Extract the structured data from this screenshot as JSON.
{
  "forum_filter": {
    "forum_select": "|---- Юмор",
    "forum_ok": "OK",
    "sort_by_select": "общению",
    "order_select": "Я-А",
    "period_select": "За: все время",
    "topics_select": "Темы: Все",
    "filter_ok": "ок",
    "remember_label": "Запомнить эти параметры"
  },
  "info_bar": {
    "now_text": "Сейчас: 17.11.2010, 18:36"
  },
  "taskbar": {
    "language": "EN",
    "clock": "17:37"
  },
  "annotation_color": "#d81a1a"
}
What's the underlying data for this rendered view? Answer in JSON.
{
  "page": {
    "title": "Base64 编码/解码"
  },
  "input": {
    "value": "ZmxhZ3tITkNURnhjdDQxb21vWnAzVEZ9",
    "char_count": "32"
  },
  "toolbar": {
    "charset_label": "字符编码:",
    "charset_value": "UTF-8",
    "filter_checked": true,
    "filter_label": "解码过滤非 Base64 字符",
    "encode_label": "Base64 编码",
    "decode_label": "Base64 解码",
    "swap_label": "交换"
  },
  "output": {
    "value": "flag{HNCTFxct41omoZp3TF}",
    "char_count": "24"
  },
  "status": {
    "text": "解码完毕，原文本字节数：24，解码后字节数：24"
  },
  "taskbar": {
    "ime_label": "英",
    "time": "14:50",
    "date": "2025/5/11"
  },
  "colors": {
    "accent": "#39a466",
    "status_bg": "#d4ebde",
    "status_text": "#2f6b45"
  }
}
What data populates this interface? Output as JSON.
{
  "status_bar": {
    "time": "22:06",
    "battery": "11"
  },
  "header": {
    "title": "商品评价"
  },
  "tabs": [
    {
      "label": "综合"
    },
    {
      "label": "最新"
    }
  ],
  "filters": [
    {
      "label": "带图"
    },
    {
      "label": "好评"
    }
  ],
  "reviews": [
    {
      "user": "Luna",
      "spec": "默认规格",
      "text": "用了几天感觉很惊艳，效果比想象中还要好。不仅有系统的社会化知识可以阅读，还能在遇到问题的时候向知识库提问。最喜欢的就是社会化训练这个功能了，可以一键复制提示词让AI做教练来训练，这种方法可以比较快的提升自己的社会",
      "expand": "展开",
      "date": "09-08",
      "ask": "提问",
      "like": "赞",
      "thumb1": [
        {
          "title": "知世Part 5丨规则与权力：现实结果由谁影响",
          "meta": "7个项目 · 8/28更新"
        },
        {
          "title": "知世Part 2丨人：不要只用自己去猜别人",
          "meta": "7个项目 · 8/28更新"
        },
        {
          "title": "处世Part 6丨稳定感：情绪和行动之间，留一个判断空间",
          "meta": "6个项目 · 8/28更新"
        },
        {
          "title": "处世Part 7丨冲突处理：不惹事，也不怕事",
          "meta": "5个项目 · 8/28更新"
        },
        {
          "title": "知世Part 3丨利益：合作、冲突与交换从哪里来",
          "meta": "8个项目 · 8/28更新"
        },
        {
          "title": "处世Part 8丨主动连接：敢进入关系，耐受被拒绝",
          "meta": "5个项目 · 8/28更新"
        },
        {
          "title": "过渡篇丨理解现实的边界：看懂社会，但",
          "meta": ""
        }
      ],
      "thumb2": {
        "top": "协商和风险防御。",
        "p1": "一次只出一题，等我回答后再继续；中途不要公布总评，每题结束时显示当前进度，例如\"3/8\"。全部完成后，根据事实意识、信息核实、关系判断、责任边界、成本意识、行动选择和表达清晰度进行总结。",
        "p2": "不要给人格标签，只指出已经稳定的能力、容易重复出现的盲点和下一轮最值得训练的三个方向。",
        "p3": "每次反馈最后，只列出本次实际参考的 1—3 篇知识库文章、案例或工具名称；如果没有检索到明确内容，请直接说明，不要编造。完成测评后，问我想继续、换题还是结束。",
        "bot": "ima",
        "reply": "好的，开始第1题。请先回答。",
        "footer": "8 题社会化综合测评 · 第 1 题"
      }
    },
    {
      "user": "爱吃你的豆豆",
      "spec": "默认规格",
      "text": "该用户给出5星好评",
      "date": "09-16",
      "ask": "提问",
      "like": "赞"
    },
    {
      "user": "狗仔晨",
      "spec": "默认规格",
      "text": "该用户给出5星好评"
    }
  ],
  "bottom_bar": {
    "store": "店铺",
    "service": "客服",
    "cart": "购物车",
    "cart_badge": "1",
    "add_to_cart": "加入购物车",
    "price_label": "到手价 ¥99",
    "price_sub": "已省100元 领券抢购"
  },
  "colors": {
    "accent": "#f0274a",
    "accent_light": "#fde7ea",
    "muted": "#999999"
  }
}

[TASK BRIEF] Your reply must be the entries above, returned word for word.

[REPLY]
Extract the structured data from this screenshot as JSON.
{
  "forum_filter": {
    "forum_select": "|---- Юмор",
    "forum_ok": "OK",
    "sort_by_select": "общению",
    "order_select": "Я-А",
    "period_select": "За: все время",
    "topics_select": "Темы: Все",
    "filter_ok": "ок",
    "remember_label": "Запомнить эти параметры"
  },
  "info_bar": {
    "now_text": "Сейчас: 17.11.2010, 18:36"
  },
  "taskbar": {
    "language": "EN",
    "clock": "17:37"
  },
  "annotation_color": "#d81a1a"
}
What's the underlying data for this rendered view? Answer in JSON.
{
  "page": {
    "title": "Base64 编码/解码"
  },
  "input": {
    "value": "ZmxhZ3tITkNURnhjdDQxb21vWnAzVEZ9",
    "char_count": "32"
  },
  "toolbar": {
    "charset_label": "字符编码:",
    "charset_value": "UTF-8",
    "filter_checked": true,
    "filter_label": "解码过滤非 Base64 字符",
    "encode_label": "Base64 编码",
    "decode_label": "Base64 解码",
    "swap_label": "交换"
  },
  "output": {
    "value": "flag{HNCTFxct41omoZp3TF}",
    "char_count": "24"
  },
  "status": {
    "text": "解码完毕，原文本字节数：24，解码后字节数：24"
  },
  "taskbar": {
    "ime_label": "英",
    "time": "14:50",
    "date": "2025/5/11"
  },
  "colors": {
    "accent": "#39a466",
    "status_bg": "#d4ebde",
    "status_text": "#2f6b45"
  }
}
What data populates this interface? Output as JSON.
{
  "status_bar": {
    "time": "22:06",
    "battery": "11"
  },
  "header": {
    "title": "商品评价"
  },
  "tabs": [
    {
      "label": "综合"
    },
    {
      "label": "最新"
    }
  ],
  "filters": [
    {
      "label": "带图"
    },
    {
      "label": "好评"
    }
  ],
  "reviews": [
    {
      "user": "Luna",
      "spec": "默认规格",
      "text": "用了几天感觉很惊艳，效果比想象中还要好。不仅有系统的社会化知识可以阅读，还能在遇到问题的时候向知识库提问。最喜欢的就是社会化训练这个功能了，可以一键复制提示词让AI做教练来训练，这种方法可以比较快的提升自己的社会",
      "expand": "展开",
      "date": "09-08",
      "ask": "提问",
      "like": "赞",
      "thumb1": [
        {
          "title": "知世Part 5丨规则与权力：现实结果由谁影响",
          "meta": "7个项目 · 8/28更新"
        },
        {
          "title": "知世Part 2丨人：不要只用自己去猜别人",
          "meta": "7个项目 · 8/28更新"
        },
        {
          "title": "处世Part 6丨稳定感：情绪和行动之间，留一个判断空间",
          "meta": "6个项目 · 8/28更新"
        },
        {
          "title": "处世Part 7丨冲突处理：不惹事，也不怕事",
          "meta": "5个项目 · 8/28更新"
        },
        {
          "title": "知世Part 3丨利益：合作、冲突与交换从哪里来",
          "meta": "8个项目 · 8/28更新"
        },
        {
          "title": "处世Part 8丨主动连接：敢进入关系，耐受被拒绝",
          "meta": "5个项目 · 8/28更新"
        },
        {
          "title": "过渡篇丨理解现实的边界：看懂社会，但",
          "meta": ""
        }
      ],
      "thumb2": {
        "top": "协商和风险防御。",
        "p1": "一次只出一题，等我回答后再继续；中途不要公布总评，每题结束时显示当前进度，例如\"3/8\"。全部完成后，根据事实意识、信息核实、关系判断、责任边界、成本意识、行动选择和表达清晰度进行总结。",
        "p2": "不要给人格标签，只指出已经稳定的能力、容易重复出现的盲点和下一轮最值得训练的三个方向。",
        "p3": "每次反馈最后，只列出本次实际参考的 1—3 篇知识库文章、案例或工具名称；如果没有检索到明确内容，请直接说明，不要编造。完成测评后，问我想继续、换题还是结束。",
        "bot": "ima",
        "reply": "好的，开始第1题。请先回答。",
        "footer": "8 题社会化综合测评 · 第 1 题"
      }
    },
    {
      "user": "爱吃你的豆豆",
      "spec": "默认规格",
      "text": "该用户给出5星好评",
      "date": "09-16",
      "ask": "提问",
      "like": "赞"
    },
    {
      "user": "狗仔晨",
      "spec": "默认规格",
      "text": "该用户给出5星好评"
    }
  ],
  "bottom_bar": {
    "store": "店铺",
    "service": "客服",
    "cart": "购物车",
    "cart_badge": "1",
    "add_to_cart": "加入购物车",
    "price_label": "到手价 ¥99",
    "price_sub": "已省100元 领券抢购"
  },
  "colors": {
    "accent": "#f0274a",
    "accent_light": "#fde7ea",
    "muted": "#999999"
  }
}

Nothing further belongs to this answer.